### Requirement
For each line below that contains the word "wisi", return that line.

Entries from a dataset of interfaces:

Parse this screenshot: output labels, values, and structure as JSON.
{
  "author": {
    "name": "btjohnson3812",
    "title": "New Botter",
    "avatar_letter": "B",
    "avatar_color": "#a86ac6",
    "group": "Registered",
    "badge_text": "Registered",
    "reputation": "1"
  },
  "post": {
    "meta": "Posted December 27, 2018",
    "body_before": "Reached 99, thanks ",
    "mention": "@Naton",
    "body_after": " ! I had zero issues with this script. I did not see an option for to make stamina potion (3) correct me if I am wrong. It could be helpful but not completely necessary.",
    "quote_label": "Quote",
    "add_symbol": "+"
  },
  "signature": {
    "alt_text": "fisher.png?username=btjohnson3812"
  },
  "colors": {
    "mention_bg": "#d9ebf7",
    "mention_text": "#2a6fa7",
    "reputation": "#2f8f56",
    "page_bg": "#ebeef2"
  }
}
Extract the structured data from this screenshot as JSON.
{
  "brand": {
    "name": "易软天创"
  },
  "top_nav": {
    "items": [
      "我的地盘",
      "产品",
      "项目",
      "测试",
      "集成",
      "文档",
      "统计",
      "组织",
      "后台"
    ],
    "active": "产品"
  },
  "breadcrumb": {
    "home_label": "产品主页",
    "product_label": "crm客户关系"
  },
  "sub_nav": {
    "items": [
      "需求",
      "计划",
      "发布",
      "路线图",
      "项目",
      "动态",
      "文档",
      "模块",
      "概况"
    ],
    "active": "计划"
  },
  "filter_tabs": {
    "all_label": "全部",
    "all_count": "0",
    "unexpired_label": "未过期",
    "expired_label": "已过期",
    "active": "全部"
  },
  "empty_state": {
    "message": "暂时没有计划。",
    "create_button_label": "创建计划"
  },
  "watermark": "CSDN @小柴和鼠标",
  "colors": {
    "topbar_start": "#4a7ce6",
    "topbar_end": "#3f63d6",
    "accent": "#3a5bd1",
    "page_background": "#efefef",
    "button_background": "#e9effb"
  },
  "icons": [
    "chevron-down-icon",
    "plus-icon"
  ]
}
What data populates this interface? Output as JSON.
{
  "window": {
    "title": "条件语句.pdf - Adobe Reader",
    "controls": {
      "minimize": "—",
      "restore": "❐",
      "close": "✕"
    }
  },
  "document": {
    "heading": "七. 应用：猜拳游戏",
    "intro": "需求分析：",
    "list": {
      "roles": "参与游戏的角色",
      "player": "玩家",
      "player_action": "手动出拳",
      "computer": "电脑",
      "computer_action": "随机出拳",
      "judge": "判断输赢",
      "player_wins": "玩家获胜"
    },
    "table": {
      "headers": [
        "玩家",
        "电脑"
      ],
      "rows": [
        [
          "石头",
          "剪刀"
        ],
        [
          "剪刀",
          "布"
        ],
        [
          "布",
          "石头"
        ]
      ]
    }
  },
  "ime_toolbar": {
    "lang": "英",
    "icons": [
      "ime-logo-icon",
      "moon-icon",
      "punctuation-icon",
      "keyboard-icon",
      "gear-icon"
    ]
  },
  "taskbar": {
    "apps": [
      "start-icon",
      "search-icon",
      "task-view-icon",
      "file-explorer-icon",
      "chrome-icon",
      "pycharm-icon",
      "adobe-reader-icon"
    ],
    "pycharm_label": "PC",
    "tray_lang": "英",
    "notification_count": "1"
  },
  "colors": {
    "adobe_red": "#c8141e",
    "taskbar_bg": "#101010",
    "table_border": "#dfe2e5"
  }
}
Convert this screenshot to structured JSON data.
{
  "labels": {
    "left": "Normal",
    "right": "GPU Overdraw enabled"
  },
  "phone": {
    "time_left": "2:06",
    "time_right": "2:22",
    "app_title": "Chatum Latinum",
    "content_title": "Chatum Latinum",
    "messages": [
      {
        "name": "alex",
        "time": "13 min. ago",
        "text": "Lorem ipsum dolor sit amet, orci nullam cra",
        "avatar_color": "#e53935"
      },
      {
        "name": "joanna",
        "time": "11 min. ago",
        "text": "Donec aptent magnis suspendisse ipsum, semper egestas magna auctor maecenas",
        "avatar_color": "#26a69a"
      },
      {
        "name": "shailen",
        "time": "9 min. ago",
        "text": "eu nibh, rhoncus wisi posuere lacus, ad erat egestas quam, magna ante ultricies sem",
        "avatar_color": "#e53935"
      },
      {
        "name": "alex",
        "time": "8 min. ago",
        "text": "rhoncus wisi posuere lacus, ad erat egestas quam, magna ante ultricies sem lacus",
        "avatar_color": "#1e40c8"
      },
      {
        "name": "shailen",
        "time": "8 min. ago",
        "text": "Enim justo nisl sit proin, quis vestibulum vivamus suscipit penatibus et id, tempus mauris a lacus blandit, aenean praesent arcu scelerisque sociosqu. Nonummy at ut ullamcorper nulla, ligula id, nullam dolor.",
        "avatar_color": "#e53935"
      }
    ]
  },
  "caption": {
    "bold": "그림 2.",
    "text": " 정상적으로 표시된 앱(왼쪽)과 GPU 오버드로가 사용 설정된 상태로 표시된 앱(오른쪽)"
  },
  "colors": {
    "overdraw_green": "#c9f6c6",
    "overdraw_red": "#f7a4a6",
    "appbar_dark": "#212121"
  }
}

### Solved exercise
        "text": "eu nibh, rhoncus wisi posuere lacus, ad erat egestas quam, magna ante ultricies sem",
        "text": "rhoncus wisi posuere lacus, ad erat egestas quam, magna ante ultricies sem lacus",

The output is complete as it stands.